First up, some caveats apply with this one. We’ll get into those as we flesh out what is going on here, but there’s a reason we put ‘possible’ in the title and that needs to heavily weigh in as we consider the ramifications of what we are seeing, here.
And, what is that, exactly? Well, Geekbench houses a massive database of user results when it’s benchmarking suite is run on any device. The name of the device and the hardware inside is auto-detected by the Geekbench app and then recorded in the search results. This means that we tend to see benchmark results on unreleased hardware from time to time as a developer or product tester runs the Geekbench benchmarking suite.
Apparently, someone holding a device simply called a “Google Pixelbook” has run this benchmark and instead of reporting a 7th-gen Y-series Core i5/i7 chipset, Geekbench is reporting a few variants of the 8th-gen U-series Core i5/i7 chips: namely:
- Intel Core i7-8705G – 16GB RAM – 4293/14653 single/multi-core score
- Intel Core i7-8550U – 16GB RAM – 5155/10955 singlemulti-core score
- Intel Core i5-8250U – 8 GB of RAM – 4158/10871 multi-core score
On the surface, this is a very, VERY exciting find by Kevin over at About Chromebooks. However, when we start looking a bit deeper, these new results only serve to raise even more questions around the validity of this proposed Pixelbook 2 device.
So now, some caveats
First off, board/device names can be misleading with Geekbench. I’m unsure how the discrepancies happen, but we’ve seen plenty of Geekbench results that don’t match any real-world devices. Even a simple search for Google Pixelbook brings up a handful of these discrepancies, showing results for Pixelbooks with the Celeron N3350 and Pentium 4415U. There is no such device in production. They could be test units, but Google never sold a Pixelbook with anything but the 7th-gen Core i5 and i7.
Second, the processors in the 8th-gen results are hard to imagine in a device that resembles the current Pixelbook. We don’t know that Google will even make the Pixelbook 2 at all and we certainly have no idea what it will look like. However, it isn’t a stretch to imagine they would keep much of the fantastic outer chassis in place as it is still state of the art and as current and modern as it was at launch. The three 8th-gen processors being benchmarked above, however, are the U-series and G-series processors that are found in Chromeboxes and devices like the Lenovo Yoga Chromebook, HP x360, Dell Inspiron Chromebook and Acer Chromebook Spin 13.
All those devices share one very important thing: a necessary fan.

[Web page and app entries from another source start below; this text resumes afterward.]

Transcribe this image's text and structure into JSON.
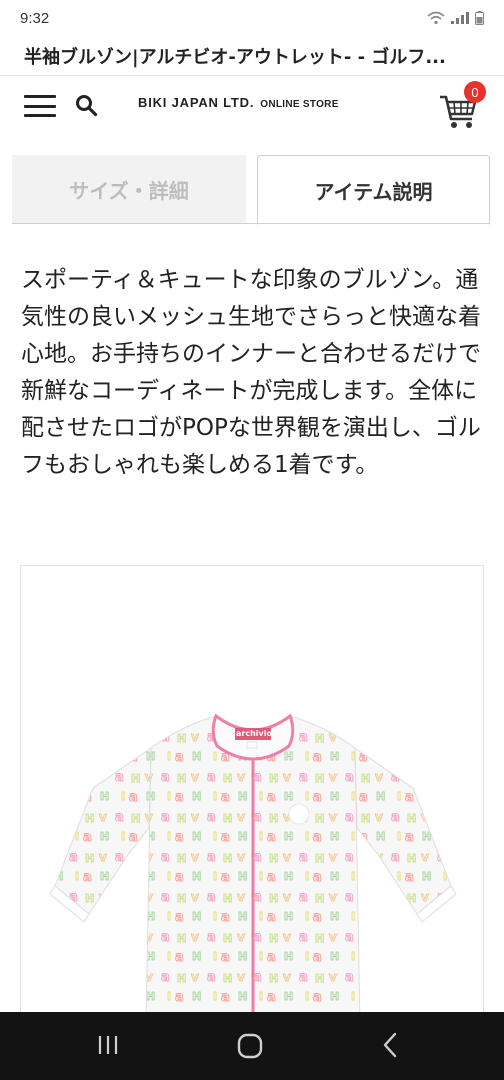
{
  "status": {
    "time": "9:32"
  },
  "page": {
    "title": "半袖ブルゾン|アルチビオ-アウトレット- - ゴルフ..."
  },
  "header": {
    "brand": "BIKI JAPAN LTD.",
    "brand_sub": "ONLINE STORE",
    "cart_count": "0",
    "menu_icon": "hamburger-menu-icon",
    "search_icon": "search-icon",
    "cart_icon": "shopping-cart-icon"
  },
  "tabs": [
    {
      "label": "サイズ・詳細",
      "active": false
    },
    {
      "label": "アイテム説明",
      "active": true
    }
  ],
  "description": {
    "text": "スポーティ＆キュートな印象のブルゾン。通気性の良いメッシュ生地でさらっと快適な着心地。お手持ちのインナーと合わせるだけで新鮮なコーディネートが完成します。全体に配させたロゴがPOPな世界観を演出し、ゴルフもおしゃれも楽しめる1着です。"
  },
  "product": {
    "tag_text": "archivio",
    "image": "short-sleeve-blouson-with-colorful-logo-print"
  },
  "colors": {
    "accent": "#e8332c",
    "tab_inactive_bg": "#f2f2f2",
    "tab_inactive_text": "#bdbdbd",
    "trim_pink": "#ee7fa6",
    "nav_bg": "#131313"
  },
  "system_nav": [
    "recent-apps-icon",
    "home-icon",
    "back-icon"
  ]
}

Y-series processors like those found in the Pixelbook and Pixel Slate are less powerful and can run without fan cooling. U-series processors cannot, and that would mean a full redesign would be required for a Pixelbook 2 with any of the above-mentioned processors, making it much thicker and heavier than the current model. Google can do what it wants, but I think moving away from the basic chassis on the Pixelbook would not only be a mistake; it is highly unlikely.
Finally, we have to talk about the board name that shows up for each Geekbench result. The motherboard showing for each entry is ‘Eve’ which, as we know, is the baseboard for the Pixelbook. Even with the near-identical hardware on the 2013 and 2015 versions of the original Chromebook Pixel, the baseboards (and chipsets) were changed and had different internal names. I don’t see a realistic scenario where Google develops a new Pixelbook on an old baseboard, but I’ve been wrong before.
I’ve begun searching through the Chromium Repositories for any hint that new hardware is being developed for ‘Eve’, but my searches have so far come up empty-handed. We’ll continue keeping an eye out for anything new on that front, however, since these Geekbench scores are making us question quite a bit.
As I said at the top, these new search entries in Geekbench need to be taken for what they are: a possible look at the next Pixelbook while also possibly being just a test/development device. One thing we know for sure: when we start seeing a device show up in Geekbench, it is usually not far from release. So, if these search results are indeed from the next-gen Pixelbook, we may see this Chromebook sooner than later.